From Amoy to Zanesville: American Children and World Geography at the Turn of the Twentieth Century
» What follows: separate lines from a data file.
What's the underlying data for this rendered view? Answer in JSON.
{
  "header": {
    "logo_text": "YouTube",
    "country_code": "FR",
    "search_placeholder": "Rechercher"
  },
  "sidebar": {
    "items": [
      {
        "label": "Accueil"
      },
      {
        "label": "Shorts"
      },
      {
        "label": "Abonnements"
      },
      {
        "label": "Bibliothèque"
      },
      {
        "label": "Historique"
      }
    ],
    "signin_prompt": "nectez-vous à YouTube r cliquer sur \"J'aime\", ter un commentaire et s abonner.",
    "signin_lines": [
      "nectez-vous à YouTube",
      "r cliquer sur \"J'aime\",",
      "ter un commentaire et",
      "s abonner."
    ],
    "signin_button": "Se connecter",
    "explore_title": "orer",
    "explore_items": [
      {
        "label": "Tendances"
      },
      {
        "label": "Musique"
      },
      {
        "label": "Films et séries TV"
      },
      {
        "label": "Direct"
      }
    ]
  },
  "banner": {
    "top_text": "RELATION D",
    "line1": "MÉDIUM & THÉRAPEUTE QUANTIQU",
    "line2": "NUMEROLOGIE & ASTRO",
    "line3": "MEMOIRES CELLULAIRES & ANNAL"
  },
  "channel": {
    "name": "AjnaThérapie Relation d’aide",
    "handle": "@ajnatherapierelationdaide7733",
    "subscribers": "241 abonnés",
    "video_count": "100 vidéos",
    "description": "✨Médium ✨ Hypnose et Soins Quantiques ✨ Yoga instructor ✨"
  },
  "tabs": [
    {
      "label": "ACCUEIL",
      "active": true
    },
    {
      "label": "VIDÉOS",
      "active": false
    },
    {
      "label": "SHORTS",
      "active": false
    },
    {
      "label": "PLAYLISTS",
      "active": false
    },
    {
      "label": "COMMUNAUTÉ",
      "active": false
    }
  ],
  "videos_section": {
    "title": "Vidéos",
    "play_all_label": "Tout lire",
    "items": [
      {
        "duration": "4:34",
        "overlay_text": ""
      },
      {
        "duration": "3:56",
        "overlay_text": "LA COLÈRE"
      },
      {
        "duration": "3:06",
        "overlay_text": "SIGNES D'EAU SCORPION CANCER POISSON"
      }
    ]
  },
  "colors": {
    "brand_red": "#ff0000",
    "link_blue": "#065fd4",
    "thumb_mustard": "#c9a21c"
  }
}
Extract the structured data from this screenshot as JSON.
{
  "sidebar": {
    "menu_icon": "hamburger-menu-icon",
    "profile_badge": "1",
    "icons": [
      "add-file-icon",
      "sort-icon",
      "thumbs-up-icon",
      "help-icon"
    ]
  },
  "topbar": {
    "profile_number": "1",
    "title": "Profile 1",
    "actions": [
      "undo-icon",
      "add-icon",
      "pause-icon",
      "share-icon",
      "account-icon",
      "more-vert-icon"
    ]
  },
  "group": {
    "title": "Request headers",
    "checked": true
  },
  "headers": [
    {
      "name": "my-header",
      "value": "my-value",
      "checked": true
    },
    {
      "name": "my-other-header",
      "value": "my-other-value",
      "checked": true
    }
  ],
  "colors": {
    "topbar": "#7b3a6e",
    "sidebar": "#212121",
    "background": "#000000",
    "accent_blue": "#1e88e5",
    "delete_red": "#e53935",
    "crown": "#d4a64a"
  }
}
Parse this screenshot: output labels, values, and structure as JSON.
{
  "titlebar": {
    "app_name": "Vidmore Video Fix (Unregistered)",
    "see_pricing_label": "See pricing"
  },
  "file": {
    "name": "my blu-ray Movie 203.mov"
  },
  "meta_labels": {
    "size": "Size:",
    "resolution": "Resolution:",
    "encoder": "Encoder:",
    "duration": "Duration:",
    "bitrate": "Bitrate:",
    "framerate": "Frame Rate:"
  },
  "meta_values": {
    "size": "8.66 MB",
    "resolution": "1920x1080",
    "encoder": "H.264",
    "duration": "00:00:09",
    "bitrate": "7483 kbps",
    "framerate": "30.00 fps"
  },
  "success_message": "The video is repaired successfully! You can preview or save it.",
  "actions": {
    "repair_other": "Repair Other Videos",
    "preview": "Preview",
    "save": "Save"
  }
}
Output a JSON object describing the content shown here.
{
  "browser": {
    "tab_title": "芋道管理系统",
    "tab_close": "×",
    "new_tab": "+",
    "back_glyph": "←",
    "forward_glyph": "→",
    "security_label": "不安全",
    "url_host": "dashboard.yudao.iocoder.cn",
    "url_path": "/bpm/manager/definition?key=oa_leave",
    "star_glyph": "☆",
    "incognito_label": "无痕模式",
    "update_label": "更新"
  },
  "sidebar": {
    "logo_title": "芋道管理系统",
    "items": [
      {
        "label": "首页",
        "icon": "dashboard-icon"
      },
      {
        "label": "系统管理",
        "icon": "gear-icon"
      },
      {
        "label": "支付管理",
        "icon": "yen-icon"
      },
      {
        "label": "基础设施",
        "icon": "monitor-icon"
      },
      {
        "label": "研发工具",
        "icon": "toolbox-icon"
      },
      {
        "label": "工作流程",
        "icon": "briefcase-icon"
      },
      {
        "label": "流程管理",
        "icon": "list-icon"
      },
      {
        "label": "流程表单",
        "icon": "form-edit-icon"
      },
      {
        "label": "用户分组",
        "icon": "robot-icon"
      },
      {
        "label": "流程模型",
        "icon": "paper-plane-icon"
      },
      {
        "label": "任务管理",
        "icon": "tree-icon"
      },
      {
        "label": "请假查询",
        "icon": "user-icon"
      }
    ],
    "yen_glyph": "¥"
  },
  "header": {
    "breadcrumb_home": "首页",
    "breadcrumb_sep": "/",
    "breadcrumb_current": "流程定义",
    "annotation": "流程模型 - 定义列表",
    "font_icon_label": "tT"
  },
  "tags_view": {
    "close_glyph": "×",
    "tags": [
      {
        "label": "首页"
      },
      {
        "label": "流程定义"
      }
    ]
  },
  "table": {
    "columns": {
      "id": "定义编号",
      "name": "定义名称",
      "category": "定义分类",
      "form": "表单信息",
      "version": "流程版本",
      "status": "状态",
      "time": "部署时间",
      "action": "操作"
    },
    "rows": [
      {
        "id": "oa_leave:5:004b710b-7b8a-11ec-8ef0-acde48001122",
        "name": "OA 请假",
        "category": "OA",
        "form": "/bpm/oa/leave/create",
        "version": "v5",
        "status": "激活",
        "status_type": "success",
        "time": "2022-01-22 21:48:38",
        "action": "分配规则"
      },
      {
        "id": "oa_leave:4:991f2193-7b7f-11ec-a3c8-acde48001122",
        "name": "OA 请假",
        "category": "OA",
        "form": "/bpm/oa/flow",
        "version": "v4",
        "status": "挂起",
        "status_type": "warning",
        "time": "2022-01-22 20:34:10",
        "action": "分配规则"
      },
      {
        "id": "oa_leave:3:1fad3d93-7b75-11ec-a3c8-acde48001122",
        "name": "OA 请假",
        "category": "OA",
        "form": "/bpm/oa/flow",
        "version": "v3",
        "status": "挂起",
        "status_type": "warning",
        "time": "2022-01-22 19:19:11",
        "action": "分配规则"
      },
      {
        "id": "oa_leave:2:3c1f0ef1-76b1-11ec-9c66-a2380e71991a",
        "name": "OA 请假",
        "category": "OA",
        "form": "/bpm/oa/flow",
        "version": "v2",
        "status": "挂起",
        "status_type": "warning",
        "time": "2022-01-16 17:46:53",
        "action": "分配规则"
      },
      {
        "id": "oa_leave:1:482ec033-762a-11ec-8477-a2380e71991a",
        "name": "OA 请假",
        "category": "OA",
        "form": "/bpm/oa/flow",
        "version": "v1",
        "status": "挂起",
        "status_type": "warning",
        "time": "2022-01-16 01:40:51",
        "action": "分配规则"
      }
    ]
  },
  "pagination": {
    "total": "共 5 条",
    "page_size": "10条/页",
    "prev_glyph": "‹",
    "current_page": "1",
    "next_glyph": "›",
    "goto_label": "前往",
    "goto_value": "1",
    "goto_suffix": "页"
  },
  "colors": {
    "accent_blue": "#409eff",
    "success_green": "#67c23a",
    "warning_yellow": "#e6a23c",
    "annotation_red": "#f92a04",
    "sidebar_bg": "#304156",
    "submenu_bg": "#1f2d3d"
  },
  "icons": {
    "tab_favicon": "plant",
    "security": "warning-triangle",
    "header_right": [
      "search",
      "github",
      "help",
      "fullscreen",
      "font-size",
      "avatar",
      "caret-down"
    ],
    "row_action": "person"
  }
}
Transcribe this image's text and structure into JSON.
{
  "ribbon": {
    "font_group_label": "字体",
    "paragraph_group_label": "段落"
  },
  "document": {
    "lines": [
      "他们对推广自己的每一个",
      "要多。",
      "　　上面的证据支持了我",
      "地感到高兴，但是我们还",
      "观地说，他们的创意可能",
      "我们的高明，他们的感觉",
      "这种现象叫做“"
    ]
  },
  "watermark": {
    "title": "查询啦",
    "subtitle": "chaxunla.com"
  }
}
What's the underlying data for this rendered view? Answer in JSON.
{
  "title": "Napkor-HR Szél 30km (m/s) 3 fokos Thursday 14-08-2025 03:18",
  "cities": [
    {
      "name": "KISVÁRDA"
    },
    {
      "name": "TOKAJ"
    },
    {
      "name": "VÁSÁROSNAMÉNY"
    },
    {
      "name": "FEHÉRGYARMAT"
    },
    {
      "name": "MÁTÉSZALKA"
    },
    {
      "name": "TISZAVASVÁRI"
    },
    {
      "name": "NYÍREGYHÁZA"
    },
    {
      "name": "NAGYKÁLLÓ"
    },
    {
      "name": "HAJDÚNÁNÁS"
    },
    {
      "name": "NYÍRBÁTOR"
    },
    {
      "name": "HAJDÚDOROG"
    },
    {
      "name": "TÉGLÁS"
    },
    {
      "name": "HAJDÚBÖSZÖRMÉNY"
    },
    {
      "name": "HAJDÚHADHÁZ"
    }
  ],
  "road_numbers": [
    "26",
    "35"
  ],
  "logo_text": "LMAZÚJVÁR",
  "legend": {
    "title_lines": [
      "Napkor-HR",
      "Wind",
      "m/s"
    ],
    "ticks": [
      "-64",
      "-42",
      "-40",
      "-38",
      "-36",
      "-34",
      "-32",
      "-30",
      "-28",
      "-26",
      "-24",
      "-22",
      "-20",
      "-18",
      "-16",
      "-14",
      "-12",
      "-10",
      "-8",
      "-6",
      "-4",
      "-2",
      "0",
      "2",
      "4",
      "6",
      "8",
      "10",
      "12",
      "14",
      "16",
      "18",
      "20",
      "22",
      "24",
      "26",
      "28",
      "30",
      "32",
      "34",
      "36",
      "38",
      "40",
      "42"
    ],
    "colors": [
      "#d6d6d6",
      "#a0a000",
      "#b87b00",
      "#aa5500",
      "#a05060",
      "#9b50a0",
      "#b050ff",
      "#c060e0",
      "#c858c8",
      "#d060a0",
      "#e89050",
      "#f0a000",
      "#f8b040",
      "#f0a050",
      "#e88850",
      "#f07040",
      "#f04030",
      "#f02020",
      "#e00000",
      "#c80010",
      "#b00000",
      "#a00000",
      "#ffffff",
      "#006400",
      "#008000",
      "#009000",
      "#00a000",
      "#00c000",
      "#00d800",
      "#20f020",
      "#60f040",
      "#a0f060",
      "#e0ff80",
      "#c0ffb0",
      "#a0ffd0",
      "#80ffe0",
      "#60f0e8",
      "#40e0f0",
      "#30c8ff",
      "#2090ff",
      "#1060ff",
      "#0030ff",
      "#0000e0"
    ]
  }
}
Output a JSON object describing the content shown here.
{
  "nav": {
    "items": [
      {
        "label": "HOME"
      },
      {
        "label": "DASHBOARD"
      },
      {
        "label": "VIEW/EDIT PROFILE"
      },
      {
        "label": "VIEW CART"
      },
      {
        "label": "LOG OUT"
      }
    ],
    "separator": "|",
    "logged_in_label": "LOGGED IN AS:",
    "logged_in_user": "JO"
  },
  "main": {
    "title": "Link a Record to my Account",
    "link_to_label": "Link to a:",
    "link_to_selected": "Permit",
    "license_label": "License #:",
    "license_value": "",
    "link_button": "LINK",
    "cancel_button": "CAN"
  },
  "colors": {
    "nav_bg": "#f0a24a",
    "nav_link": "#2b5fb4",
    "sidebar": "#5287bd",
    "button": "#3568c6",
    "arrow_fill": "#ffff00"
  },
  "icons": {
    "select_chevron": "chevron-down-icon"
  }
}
My doctoral research examines the relationship between the USA's changing national priorities as a young, aspiring world power at the turn of the twentieth century and the ways these pressing national and international imperatives changed the then "modern" notions of world geography and cartographic practices which American youth were exposed to through different media in order to better suit new imperial roles as future adult Americans. Drawing upon spatial concepts developed by David Harvey, Fredric Jameson, and others, I offer a close reading of school geography primers and popular geographical games which adults produced and marketed to middle- and upper middle-class American children at the turn of the twentieth century. Furthermore, I examine the consumption of this body of geographical knowledge by looking at letters and geographical puzzles which children composed and sent to the two most celebrated juvenile periodicals of the time. Through this diverse body of primary sources, I explore the constructively competing worlds of factual and imaginary geography which professional geographers, toy-manufacturers, as well as their young audiences actively defined and redefined and the geopolitically shifting position of the USA in, and in relation to, the world.